Almost ironic and fearful of a dystopian world, Suvanwita tries to bring the very basic essence of survival of a human being under the purview of prohibitions. An ear is banned from listening to any/every sound, only certain kinds of music find play, a nose is allowed only the approved aromas, a ‘Yes’ is made unutterable while particular types of food items are banned from being consumed. Most of these works open up worlds within themselves which address the subterraneous veins of dissent and angst against the distorted philosophy of control. When one tries to connect the dots of the chain of events that each of these symbols signify, one is left with numerous mushroom clouds of struggle for Power at all levels. It also inadvertently uncovers the insidious veins of intolerance and decimation of diversity.

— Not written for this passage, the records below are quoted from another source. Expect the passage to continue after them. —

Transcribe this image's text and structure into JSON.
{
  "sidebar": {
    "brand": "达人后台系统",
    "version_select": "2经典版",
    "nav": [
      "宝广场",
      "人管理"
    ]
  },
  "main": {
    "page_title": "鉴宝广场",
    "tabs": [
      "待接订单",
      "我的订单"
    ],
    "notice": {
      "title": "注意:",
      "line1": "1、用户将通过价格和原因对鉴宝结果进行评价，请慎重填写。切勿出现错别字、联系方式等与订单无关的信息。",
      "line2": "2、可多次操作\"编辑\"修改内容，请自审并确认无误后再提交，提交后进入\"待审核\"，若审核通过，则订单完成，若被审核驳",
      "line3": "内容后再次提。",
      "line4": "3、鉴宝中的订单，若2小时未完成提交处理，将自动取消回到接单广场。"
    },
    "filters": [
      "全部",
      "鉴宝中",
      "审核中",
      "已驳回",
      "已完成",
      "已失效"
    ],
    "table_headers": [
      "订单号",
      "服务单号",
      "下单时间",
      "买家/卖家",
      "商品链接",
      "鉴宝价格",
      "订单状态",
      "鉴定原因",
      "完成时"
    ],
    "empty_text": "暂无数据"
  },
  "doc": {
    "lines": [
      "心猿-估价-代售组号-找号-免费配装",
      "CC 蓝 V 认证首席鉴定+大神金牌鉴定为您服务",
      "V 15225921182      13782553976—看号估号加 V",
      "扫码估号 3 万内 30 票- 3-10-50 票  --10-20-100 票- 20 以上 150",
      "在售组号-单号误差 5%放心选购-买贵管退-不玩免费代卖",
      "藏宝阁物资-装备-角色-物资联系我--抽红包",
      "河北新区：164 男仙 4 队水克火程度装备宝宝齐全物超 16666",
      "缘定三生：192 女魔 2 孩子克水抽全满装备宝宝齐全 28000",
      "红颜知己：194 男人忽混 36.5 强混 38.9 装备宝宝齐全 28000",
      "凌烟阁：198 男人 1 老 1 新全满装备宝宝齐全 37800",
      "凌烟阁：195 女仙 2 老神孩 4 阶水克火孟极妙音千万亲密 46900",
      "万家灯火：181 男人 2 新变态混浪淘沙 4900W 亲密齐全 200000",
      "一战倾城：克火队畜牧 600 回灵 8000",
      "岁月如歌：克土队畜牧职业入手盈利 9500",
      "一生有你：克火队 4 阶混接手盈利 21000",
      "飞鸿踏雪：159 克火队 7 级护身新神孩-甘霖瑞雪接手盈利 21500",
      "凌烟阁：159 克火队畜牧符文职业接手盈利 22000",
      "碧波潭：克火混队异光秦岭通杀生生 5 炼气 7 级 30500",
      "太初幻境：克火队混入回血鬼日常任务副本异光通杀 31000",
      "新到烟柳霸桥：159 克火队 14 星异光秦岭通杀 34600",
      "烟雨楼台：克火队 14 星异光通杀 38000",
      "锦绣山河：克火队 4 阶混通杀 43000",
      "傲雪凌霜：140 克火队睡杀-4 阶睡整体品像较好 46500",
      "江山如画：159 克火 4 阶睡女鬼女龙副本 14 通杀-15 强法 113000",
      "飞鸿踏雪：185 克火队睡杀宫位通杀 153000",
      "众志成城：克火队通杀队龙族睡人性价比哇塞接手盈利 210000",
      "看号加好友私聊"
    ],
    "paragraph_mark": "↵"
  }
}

However, one could throw in an optimistic spanner in this circle of doom as balance plays an important role for anything to sustain itself. An absence is a conspicuous presence when seen from a spatial point of view, hence prohibition could be an anti-social or anti-human act while in itself it could be socio-economically or politically orchestrated. Such socio-political erasures / prohibitions / exclusions have been visible in history and it becomes extremely relevant in the current turbulent times, especially if deliberate effacement of time tested historical discourses, are being replaced with new narratives which probably denigrate the former. Incidentally, it casts doubt on the verity of the current narrative employed, if not anything else. When deletions are carried out in history, art and literature, one has often seen how that erasure has only helped fuel an unmatched polemic against the atrocities. Suvanwita’s current works deal with that little wedge of unseen sanguineness which could fuel such timely polemics in these deteriorating times.
Suvanwita Saha’s solo show ‘Denying is Accepting’ opens on 9th August 2019 at A.M Art Multi-Disciplines Studio, Kolkata. A Must See.
(Images courtesy : Suvanwita Saha )